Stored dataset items

**********

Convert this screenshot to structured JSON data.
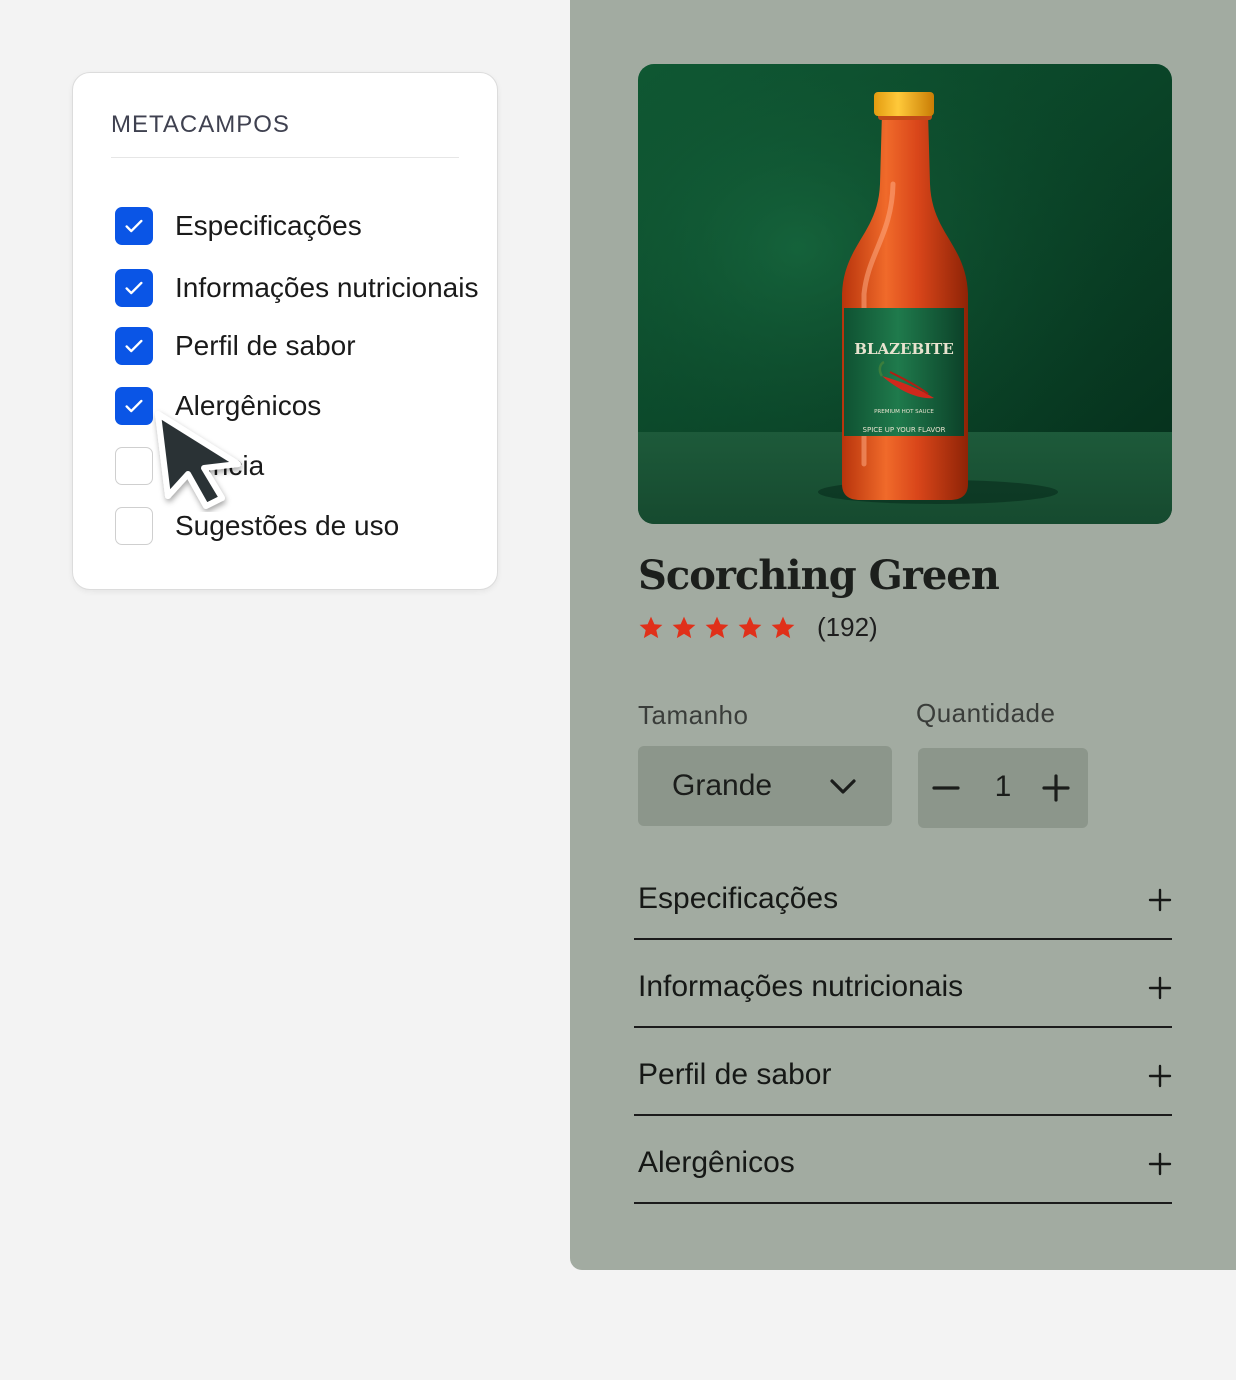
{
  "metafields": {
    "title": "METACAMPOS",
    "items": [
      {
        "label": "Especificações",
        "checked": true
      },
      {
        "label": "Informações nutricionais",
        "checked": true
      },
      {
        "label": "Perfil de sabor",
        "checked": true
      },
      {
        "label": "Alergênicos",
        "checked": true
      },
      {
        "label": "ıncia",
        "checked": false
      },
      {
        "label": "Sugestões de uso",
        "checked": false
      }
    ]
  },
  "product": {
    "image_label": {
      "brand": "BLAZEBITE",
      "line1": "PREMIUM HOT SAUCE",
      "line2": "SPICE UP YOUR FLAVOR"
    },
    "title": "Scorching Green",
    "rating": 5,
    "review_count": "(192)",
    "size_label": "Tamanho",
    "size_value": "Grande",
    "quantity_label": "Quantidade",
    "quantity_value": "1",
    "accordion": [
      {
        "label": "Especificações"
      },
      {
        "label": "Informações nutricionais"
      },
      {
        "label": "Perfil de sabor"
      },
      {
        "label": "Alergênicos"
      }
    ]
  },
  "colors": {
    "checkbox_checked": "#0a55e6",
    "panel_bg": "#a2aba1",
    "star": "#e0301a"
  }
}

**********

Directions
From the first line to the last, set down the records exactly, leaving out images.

Finished exercise
Convert this screenshot to structured JSON data.
{
  "metafields": {
    "title": "METACAMPOS",
    "items": [
      {
        "label": "Especificações",
        "checked": true
      },
      {
        "label": "Informações nutricionais",
        "checked": true
      },
      {
        "label": "Perfil de sabor",
        "checked": true
      },
      {
        "label": "Alergênicos",
        "checked": true
      },
      {
        "label": "ıncia",
        "checked": false
      },
      {
        "label": "Sugestões de uso",
        "checked": false
      }
    ]
  },
  "product": {
    "image_label": {
      "brand": "BLAZEBITE",
      "line1": "PREMIUM HOT SAUCE",
      "line2": "SPICE UP YOUR FLAVOR"
    },
    "title": "Scorching Green",
    "rating": 5,
    "review_count": "(192)",
    "size_label": "Tamanho",
    "size_value": "Grande",
    "quantity_label": "Quantidade",
    "quantity_value": "1",
    "accordion": [
      {
        "label": "Especificações"
      },
      {
        "label": "Informações nutricionais"
      },
      {
        "label": "Perfil de sabor"
      },
      {
        "label": "Alergênicos"
      }
    ]
  },
  "colors": {
    "checkbox_checked": "#0a55e6",
    "panel_bg": "#a2aba1",
    "star": "#e0301a"
  }
}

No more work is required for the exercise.